■ DATASET EXTRACT:
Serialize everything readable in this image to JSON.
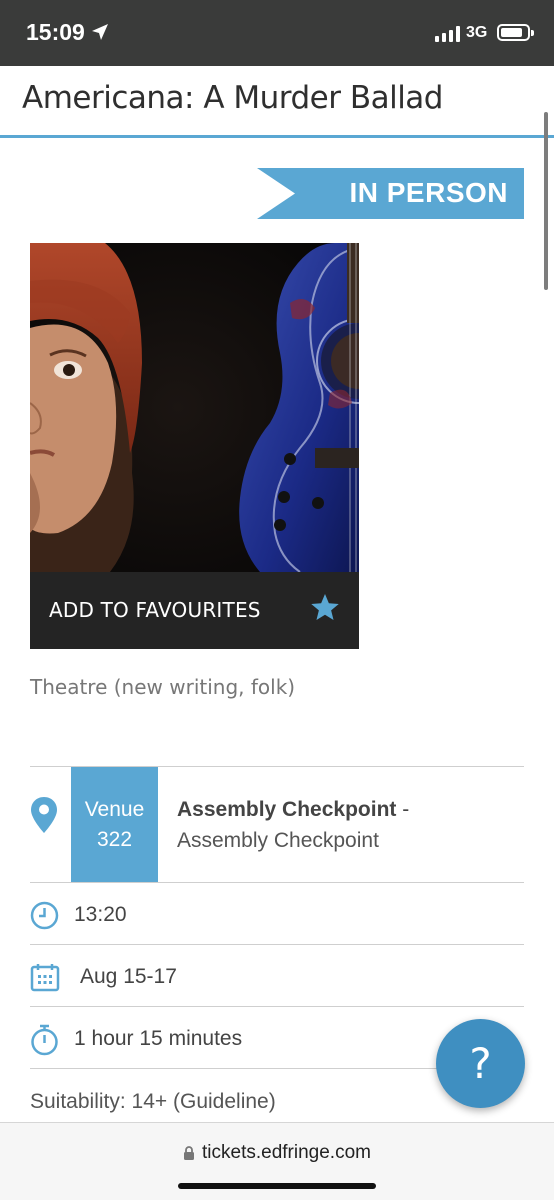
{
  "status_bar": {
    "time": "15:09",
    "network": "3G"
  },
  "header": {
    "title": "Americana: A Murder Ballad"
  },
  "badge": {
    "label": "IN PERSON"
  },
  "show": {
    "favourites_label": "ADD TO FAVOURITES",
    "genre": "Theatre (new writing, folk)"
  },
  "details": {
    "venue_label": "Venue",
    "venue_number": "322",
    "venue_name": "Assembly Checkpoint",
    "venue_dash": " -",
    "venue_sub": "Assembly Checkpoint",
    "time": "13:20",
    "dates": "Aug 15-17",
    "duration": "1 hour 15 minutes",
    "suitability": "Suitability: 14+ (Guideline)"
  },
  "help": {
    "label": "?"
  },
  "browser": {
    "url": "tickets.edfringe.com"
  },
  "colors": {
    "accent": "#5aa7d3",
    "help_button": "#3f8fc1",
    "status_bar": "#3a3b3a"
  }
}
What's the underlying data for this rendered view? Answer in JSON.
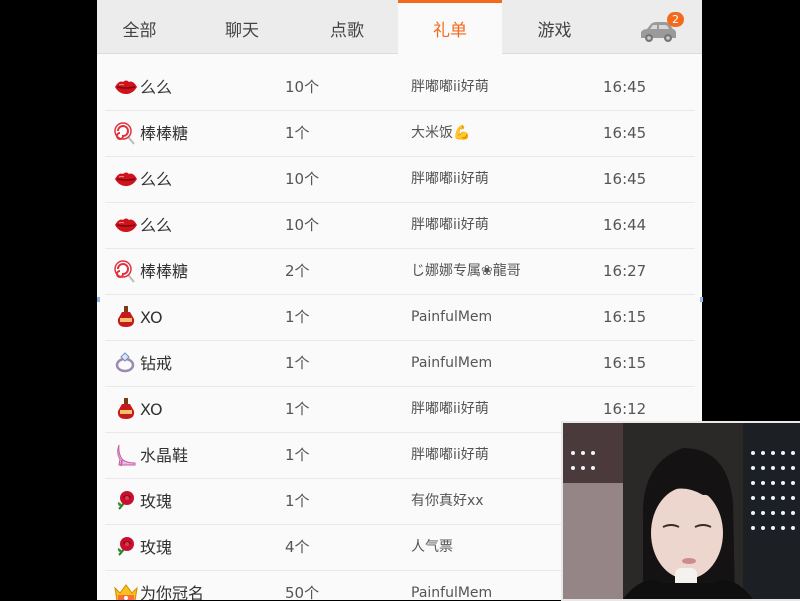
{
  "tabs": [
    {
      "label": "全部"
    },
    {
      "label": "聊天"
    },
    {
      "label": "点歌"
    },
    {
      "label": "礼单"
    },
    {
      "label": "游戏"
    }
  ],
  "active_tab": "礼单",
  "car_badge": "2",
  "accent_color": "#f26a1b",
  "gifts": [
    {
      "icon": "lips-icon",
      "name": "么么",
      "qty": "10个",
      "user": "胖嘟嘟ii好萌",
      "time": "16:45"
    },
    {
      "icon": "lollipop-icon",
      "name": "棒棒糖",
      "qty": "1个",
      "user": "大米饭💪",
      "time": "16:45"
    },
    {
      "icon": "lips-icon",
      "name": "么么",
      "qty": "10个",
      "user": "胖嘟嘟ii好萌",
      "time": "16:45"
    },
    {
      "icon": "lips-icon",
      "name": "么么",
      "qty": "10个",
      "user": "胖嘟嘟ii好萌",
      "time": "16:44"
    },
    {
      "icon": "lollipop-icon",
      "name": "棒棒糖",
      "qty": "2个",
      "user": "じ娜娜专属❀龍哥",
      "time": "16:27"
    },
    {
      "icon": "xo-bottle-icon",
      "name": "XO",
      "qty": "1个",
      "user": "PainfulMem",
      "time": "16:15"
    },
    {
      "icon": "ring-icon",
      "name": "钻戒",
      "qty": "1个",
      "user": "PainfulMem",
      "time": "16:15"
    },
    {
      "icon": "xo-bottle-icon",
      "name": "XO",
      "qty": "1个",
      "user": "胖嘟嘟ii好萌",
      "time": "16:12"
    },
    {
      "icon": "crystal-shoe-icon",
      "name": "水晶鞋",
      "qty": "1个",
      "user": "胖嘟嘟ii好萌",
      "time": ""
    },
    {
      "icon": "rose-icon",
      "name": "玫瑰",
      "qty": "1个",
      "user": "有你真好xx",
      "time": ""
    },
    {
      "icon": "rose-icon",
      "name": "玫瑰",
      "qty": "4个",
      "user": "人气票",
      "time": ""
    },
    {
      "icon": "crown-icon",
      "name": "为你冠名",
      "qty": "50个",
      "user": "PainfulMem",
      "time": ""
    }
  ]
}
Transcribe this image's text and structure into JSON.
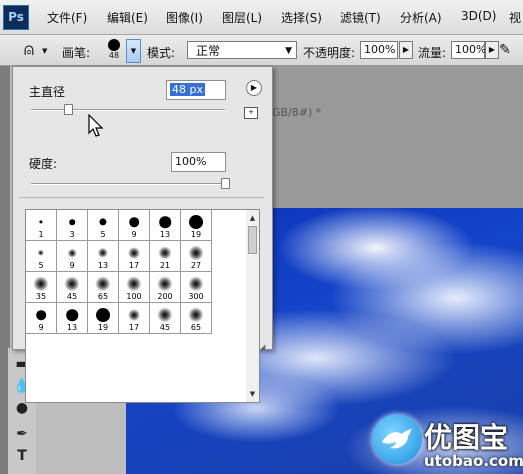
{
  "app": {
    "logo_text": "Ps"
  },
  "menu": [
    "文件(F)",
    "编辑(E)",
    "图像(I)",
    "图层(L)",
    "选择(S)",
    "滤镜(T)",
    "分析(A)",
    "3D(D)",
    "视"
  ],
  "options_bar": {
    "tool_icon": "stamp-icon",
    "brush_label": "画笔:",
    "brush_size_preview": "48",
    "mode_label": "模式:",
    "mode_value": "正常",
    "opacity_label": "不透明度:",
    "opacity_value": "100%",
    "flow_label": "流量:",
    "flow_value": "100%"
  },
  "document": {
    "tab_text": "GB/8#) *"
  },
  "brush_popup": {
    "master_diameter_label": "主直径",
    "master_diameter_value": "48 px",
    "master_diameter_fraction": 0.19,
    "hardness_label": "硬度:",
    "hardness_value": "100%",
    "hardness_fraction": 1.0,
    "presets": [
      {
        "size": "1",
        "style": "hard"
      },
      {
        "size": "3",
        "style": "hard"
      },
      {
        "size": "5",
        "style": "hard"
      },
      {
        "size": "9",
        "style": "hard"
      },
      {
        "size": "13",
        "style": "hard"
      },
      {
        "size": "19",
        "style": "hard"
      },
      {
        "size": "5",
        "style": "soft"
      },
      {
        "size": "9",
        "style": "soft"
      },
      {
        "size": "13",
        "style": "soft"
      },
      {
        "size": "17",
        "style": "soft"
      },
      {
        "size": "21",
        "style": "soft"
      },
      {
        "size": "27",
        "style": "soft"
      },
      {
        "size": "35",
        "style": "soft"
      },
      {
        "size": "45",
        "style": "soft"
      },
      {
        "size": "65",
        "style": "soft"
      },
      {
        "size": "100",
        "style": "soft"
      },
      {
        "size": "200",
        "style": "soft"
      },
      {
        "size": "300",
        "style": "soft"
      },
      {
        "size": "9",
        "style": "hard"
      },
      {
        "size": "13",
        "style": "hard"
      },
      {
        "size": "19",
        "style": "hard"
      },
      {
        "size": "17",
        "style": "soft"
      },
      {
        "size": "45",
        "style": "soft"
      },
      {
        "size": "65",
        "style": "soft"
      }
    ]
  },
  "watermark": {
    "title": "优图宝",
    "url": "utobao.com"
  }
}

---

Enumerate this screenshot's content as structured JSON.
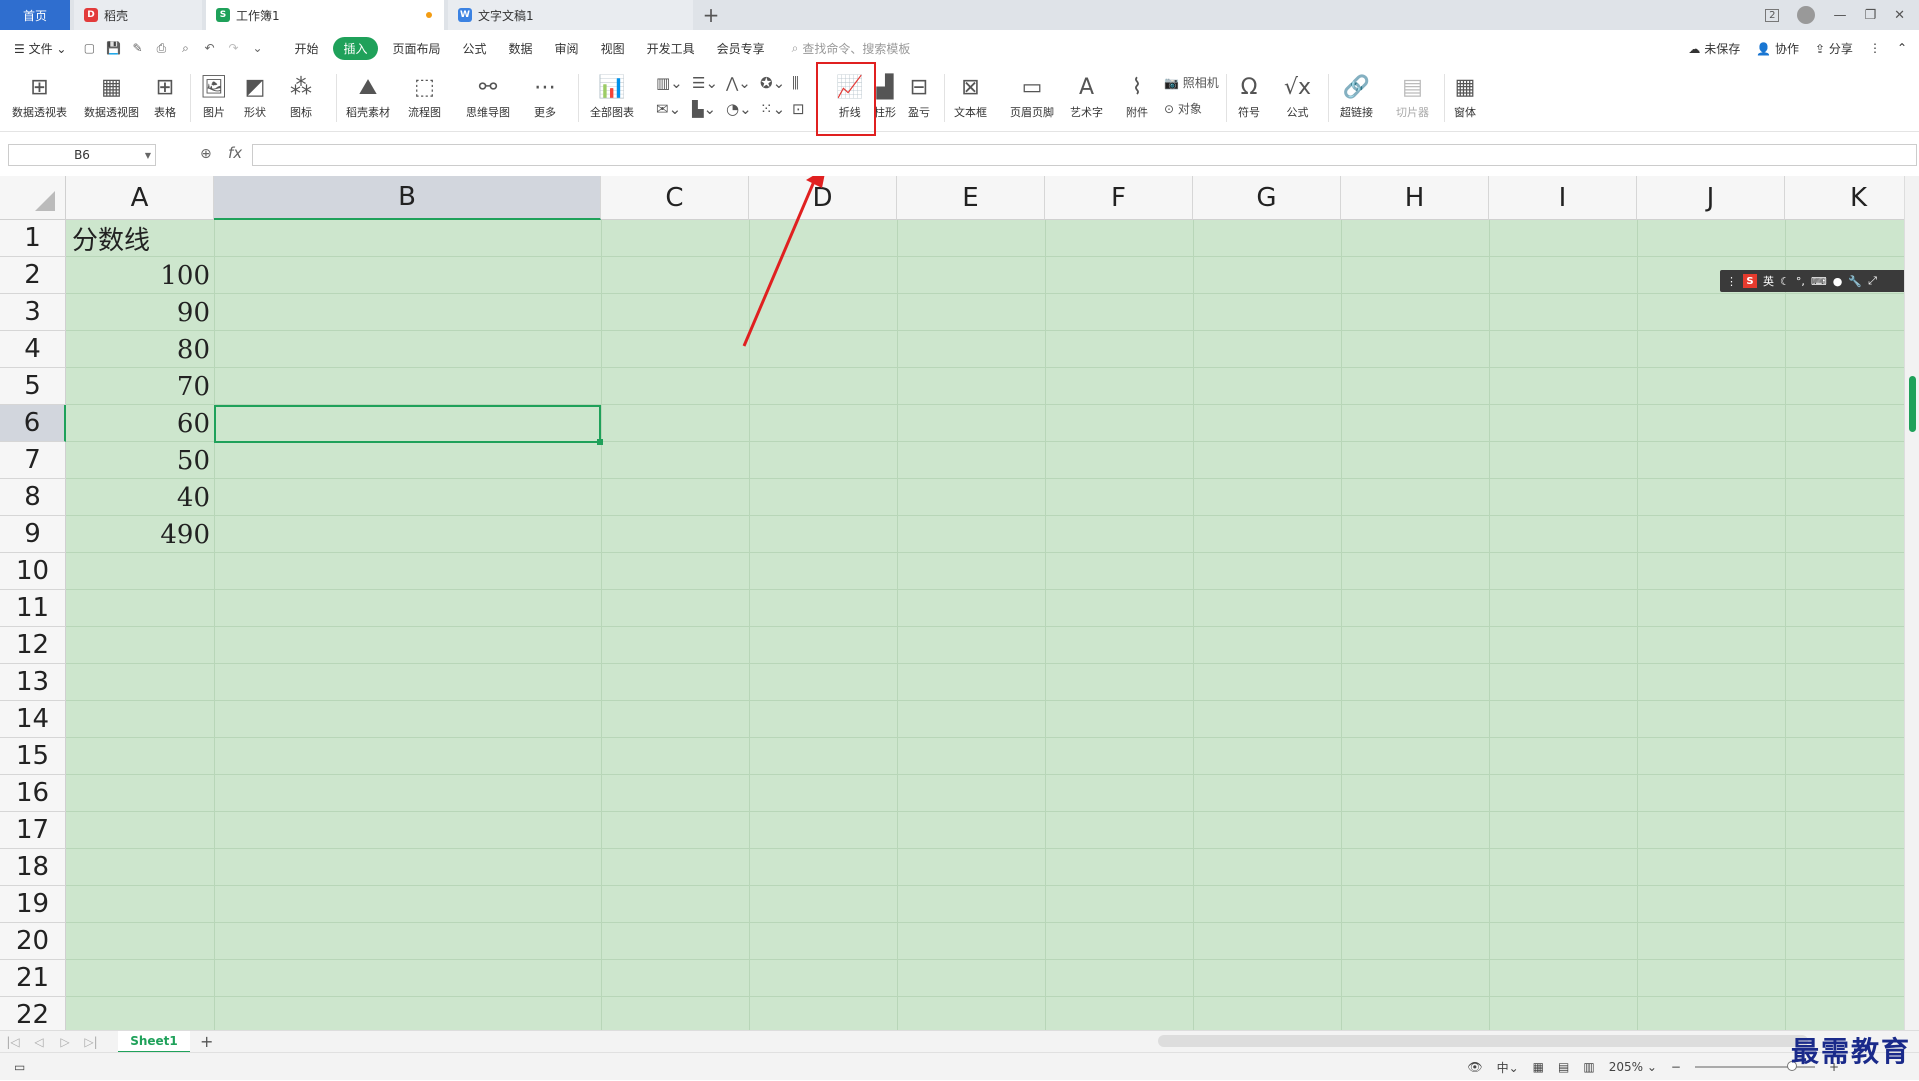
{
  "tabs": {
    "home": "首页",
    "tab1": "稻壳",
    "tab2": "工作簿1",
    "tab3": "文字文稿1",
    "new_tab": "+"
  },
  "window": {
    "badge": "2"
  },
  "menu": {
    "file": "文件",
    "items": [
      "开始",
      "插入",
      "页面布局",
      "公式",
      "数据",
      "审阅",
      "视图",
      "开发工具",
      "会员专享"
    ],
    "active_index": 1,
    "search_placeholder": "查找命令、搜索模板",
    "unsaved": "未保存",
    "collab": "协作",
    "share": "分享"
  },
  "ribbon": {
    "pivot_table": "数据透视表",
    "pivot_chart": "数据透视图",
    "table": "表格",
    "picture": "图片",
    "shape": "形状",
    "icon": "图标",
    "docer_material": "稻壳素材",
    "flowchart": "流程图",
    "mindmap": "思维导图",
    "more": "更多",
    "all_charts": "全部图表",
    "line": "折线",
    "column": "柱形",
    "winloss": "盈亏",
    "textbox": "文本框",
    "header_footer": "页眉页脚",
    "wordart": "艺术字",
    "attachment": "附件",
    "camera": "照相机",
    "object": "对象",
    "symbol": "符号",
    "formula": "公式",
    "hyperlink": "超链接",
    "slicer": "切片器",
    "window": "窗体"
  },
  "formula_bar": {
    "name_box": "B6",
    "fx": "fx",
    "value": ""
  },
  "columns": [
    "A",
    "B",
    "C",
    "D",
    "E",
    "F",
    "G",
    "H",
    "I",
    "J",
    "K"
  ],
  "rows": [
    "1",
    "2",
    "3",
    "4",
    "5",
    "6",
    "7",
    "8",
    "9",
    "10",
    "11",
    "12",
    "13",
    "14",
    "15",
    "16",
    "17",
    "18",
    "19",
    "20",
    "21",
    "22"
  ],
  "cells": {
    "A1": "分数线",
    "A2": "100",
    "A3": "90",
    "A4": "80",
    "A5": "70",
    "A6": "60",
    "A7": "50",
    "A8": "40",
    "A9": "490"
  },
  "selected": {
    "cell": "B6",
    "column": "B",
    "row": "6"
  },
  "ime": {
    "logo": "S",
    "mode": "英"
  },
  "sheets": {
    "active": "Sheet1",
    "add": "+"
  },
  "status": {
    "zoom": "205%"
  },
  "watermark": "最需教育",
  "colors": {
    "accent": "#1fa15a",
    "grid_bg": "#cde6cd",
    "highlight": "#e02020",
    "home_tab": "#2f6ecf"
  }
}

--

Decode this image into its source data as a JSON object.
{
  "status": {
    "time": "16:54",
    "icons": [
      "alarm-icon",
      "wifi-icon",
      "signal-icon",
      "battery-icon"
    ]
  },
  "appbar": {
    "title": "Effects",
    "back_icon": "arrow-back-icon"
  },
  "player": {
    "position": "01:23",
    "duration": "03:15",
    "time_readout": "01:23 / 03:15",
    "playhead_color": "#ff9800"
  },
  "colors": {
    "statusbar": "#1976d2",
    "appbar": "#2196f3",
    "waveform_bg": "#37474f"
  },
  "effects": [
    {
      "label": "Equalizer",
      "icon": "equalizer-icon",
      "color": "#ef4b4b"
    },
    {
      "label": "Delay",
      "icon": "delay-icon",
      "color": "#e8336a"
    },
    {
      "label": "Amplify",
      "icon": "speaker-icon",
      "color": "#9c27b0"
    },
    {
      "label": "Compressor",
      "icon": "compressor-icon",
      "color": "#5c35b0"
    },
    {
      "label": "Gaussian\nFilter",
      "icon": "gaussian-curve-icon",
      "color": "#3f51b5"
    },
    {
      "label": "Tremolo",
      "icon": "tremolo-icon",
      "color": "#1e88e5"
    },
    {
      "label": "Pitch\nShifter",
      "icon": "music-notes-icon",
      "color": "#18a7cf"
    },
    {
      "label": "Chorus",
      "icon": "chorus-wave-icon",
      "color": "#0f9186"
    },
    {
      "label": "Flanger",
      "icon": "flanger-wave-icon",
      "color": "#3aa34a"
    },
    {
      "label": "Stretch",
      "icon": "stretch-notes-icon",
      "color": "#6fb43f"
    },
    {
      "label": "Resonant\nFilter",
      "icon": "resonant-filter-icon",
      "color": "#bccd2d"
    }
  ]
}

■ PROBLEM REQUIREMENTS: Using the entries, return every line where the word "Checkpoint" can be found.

■ TASK ANSWER:
    "venue_name": "Assembly Checkpoint",
    "venue_sub": "Assembly Checkpoint",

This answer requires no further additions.